__Your task__
Leave out every line that comes before the one containing "Output a JSON", and reproduce the rest of the listing below exactly, through its last line.

__Entries provided__
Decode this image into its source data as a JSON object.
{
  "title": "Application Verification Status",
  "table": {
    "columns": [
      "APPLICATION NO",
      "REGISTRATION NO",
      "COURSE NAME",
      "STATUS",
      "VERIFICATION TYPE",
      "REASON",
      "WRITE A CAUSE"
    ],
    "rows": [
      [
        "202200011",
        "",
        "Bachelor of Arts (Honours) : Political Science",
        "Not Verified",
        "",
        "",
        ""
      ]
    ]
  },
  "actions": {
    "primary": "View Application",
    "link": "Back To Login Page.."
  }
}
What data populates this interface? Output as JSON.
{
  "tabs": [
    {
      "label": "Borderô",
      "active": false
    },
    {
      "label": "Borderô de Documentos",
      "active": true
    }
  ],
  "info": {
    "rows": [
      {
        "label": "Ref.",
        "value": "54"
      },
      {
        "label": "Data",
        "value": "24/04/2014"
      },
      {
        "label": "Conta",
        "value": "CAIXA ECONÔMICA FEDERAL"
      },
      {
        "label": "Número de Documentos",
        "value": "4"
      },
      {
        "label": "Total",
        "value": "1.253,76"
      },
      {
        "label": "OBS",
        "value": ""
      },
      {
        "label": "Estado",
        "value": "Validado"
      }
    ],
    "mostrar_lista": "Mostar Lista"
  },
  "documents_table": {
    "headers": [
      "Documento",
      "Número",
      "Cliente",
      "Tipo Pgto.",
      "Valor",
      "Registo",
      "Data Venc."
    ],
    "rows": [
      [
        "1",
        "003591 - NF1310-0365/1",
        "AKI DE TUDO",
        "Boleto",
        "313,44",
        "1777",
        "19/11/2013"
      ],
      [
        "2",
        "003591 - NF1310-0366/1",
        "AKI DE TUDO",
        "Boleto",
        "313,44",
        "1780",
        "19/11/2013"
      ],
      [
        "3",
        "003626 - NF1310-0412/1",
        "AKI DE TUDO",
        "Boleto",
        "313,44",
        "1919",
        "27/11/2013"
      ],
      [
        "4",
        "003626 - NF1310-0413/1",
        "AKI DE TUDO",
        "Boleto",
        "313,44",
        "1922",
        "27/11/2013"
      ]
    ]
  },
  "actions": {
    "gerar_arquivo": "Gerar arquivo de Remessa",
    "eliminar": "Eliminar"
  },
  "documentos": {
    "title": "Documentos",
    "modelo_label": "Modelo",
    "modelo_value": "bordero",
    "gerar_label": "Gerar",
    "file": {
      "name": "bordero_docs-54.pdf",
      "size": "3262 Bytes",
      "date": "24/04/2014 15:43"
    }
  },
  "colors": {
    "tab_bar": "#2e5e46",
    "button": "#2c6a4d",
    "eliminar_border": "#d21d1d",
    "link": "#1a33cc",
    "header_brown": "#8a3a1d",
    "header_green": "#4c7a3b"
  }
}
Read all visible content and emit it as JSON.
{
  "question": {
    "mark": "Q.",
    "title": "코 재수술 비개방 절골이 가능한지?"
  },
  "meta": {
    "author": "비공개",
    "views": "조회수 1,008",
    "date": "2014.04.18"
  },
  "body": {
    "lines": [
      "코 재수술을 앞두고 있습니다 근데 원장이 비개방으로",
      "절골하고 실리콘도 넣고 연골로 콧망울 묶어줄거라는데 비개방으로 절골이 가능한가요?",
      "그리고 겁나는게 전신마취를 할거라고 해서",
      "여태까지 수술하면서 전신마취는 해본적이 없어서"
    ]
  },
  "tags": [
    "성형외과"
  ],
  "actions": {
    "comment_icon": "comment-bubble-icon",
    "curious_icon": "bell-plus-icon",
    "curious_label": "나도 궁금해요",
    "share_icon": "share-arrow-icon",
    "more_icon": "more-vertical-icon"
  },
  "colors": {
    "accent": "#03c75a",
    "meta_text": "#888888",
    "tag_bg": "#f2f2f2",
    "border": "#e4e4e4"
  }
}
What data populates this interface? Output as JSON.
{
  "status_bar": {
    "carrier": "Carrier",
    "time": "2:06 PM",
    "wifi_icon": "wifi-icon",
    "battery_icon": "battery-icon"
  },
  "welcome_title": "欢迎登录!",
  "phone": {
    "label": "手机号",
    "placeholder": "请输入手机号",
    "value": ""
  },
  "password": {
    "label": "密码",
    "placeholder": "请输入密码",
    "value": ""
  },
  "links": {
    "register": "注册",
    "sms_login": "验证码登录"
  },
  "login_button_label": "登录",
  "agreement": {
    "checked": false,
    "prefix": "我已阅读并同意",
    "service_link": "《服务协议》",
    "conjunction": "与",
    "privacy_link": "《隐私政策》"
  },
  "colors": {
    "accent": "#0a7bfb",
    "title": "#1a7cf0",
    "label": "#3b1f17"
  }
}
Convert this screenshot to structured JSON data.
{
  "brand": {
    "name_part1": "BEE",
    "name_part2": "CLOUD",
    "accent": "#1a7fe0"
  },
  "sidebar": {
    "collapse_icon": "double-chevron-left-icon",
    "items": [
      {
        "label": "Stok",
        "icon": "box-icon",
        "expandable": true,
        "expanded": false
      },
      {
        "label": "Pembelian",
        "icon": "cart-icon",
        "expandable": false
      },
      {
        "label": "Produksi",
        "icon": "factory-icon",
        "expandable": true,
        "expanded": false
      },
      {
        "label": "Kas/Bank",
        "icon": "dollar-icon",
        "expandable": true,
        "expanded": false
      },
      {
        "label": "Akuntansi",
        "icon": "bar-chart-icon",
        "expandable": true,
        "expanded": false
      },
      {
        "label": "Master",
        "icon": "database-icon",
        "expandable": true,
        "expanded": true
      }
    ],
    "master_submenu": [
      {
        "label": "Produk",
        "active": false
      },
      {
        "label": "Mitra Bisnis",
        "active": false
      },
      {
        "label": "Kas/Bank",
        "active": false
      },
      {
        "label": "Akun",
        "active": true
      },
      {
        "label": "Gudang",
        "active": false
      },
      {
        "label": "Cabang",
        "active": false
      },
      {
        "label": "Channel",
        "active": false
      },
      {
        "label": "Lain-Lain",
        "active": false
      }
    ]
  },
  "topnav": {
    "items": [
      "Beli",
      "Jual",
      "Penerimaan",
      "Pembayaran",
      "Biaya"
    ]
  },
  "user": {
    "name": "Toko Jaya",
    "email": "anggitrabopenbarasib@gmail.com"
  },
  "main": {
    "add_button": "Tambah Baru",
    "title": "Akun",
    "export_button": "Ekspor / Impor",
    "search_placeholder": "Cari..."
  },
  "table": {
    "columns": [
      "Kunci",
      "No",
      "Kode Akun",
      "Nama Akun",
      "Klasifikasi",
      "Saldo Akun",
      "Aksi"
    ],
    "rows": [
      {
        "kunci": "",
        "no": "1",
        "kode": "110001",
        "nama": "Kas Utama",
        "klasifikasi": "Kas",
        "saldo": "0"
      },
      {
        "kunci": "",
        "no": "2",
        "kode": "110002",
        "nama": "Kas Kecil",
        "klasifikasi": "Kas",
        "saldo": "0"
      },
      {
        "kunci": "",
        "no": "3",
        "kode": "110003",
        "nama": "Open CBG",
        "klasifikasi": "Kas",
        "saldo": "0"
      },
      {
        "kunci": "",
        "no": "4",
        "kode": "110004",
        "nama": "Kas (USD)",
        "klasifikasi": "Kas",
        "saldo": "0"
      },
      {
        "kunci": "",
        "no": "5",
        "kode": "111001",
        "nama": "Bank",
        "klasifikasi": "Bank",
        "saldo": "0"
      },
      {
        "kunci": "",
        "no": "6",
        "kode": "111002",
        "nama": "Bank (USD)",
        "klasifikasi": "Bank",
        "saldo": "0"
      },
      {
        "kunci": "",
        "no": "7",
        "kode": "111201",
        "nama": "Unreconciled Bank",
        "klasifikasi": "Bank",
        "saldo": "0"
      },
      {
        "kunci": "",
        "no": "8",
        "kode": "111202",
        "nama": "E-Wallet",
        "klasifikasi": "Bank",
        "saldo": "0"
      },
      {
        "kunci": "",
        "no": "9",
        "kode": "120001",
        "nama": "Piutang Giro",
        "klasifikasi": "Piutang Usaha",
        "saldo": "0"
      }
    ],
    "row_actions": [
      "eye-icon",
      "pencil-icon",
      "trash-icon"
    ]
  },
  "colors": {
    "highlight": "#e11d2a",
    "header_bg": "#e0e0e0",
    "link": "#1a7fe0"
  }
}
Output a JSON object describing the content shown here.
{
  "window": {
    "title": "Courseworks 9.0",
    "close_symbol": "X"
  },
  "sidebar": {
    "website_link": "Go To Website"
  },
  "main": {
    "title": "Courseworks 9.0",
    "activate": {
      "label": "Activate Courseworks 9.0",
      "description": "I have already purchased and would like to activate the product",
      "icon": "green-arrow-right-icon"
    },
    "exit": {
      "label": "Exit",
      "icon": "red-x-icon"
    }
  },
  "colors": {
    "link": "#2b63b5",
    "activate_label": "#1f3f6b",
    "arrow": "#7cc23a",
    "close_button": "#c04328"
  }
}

__Problem solution__
Output a JSON object describing the content shown here.
{
  "window": {
    "title": "Courseworks 9.0",
    "close_symbol": "X"
  },
  "sidebar": {
    "website_link": "Go To Website"
  },
  "main": {
    "title": "Courseworks 9.0",
    "activate": {
      "label": "Activate Courseworks 9.0",
      "description": "I have already purchased and would like to activate the product",
      "icon": "green-arrow-right-icon"
    },
    "exit": {
      "label": "Exit",
      "icon": "red-x-icon"
    }
  },
  "colors": {
    "link": "#2b63b5",
    "activate_label": "#1f3f6b",
    "arrow": "#7cc23a",
    "close_button": "#c04328"
  }
}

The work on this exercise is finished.